▸ **Task details**
In the data that follows, count each line holding the string "this"; answer with the number only.

▸ **Given information**
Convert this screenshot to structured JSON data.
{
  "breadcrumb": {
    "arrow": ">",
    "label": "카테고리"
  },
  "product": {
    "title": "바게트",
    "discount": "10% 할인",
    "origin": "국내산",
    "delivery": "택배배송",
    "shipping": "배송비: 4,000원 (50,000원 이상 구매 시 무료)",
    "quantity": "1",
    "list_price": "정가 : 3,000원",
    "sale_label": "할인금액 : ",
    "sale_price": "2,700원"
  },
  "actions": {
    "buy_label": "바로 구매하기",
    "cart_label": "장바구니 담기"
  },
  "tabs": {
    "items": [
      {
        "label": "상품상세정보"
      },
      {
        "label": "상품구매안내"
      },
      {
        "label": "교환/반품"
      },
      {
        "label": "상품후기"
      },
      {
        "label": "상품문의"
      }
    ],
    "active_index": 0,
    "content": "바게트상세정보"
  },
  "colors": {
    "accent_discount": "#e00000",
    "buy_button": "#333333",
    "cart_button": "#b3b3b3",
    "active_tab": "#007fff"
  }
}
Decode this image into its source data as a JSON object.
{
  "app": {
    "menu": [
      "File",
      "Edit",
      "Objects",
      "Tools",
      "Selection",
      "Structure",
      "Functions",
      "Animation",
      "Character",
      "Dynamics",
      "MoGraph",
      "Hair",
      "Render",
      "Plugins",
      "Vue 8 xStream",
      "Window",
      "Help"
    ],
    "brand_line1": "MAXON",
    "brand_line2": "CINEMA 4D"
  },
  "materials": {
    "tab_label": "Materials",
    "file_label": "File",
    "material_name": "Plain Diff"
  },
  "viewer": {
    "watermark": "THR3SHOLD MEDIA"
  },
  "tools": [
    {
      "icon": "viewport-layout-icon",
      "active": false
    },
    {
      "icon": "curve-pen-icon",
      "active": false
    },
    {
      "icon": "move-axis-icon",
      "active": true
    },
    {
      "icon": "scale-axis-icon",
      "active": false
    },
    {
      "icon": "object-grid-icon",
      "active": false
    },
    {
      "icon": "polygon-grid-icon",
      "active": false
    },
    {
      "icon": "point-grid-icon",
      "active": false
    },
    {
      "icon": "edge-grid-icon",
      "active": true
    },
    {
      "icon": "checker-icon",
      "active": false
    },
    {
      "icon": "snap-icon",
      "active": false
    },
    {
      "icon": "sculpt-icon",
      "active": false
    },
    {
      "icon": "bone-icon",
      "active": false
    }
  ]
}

▸ **Solution to the problem**
2